Your instructions: Count the lines in the records below that contain the word "content", and give only that count.

[App and web page records]
»»

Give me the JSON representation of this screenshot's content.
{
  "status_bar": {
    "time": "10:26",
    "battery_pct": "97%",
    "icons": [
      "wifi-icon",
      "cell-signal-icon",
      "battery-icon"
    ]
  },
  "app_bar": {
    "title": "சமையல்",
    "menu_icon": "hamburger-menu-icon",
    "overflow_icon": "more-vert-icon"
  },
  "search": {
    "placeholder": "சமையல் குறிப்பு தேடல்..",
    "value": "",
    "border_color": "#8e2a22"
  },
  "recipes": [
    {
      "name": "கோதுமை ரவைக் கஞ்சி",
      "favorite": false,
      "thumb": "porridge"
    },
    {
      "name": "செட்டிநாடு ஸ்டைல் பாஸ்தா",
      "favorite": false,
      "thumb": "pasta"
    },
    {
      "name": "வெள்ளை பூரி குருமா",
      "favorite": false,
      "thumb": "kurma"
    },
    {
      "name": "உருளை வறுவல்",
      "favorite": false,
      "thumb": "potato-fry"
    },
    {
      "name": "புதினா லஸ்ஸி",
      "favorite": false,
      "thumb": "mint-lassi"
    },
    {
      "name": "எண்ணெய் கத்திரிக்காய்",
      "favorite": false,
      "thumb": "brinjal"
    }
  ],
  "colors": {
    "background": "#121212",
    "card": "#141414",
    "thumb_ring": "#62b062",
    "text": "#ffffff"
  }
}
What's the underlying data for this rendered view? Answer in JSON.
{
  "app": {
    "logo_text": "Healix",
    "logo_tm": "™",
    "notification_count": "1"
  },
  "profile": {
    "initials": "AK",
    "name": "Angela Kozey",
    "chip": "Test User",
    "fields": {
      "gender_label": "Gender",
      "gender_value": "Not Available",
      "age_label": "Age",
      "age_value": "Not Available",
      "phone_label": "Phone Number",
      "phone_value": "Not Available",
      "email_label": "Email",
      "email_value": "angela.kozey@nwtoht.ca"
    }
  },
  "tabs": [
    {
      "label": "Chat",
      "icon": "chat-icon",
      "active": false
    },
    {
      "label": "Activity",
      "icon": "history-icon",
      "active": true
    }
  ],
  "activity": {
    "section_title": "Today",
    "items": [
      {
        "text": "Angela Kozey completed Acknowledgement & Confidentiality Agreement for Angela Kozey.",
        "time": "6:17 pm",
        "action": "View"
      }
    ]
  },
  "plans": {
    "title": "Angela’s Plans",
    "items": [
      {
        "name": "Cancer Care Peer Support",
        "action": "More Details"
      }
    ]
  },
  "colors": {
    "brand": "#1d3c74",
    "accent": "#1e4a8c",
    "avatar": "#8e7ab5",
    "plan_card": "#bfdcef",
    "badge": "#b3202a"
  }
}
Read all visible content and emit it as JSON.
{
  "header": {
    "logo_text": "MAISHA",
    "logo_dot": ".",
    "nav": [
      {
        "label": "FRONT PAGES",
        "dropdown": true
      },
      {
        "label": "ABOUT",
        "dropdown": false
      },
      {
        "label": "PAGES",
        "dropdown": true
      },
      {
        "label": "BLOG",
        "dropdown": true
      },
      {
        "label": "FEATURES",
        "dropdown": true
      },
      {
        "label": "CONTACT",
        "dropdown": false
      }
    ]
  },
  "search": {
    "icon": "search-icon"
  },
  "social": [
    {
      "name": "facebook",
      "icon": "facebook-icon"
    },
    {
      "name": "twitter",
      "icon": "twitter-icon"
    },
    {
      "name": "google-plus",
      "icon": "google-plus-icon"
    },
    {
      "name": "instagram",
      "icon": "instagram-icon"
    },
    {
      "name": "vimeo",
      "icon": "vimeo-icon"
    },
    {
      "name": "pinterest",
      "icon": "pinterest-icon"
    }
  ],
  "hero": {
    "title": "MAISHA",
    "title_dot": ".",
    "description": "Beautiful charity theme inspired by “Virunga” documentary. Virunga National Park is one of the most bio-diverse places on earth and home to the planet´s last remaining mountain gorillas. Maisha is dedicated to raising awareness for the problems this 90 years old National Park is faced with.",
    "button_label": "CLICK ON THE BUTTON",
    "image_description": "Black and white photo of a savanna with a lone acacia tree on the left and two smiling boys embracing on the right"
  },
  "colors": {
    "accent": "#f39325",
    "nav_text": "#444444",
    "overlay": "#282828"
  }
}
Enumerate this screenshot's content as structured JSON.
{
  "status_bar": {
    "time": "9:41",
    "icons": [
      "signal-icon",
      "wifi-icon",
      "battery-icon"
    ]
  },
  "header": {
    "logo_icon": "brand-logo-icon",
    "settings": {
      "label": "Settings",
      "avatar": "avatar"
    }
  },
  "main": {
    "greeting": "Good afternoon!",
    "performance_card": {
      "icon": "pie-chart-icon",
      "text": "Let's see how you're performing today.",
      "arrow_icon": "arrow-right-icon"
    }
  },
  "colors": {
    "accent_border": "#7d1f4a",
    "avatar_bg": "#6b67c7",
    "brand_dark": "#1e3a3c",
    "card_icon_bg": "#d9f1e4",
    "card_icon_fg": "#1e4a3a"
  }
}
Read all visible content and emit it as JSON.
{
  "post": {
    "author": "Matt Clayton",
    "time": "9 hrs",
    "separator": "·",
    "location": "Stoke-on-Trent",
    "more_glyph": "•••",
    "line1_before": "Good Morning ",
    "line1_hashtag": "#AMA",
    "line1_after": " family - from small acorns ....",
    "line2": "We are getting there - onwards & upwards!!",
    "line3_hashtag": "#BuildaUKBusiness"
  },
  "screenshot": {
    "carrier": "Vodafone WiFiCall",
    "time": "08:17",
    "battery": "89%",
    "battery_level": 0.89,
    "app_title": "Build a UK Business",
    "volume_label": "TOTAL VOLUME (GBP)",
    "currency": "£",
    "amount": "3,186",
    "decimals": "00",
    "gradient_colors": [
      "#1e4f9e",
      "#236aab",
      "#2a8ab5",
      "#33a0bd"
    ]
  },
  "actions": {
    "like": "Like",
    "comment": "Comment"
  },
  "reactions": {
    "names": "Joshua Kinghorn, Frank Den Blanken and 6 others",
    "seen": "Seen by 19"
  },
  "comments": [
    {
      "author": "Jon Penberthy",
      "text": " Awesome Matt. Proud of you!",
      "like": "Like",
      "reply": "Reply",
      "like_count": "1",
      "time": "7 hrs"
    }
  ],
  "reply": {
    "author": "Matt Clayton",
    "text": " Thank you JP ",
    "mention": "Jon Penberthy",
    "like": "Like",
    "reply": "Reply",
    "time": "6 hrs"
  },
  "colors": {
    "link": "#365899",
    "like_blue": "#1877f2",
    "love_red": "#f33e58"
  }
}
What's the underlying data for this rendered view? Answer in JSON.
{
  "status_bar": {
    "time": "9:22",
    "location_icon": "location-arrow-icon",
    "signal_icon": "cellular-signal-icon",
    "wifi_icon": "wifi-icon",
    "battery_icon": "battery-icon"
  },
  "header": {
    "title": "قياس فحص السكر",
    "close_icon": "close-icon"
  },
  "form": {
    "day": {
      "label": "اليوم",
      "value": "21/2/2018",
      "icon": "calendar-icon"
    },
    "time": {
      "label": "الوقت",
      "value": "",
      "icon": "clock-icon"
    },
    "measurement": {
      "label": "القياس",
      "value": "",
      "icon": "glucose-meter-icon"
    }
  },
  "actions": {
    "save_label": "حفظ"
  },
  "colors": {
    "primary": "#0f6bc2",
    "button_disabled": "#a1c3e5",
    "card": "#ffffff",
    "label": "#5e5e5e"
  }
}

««

Exercise response: 4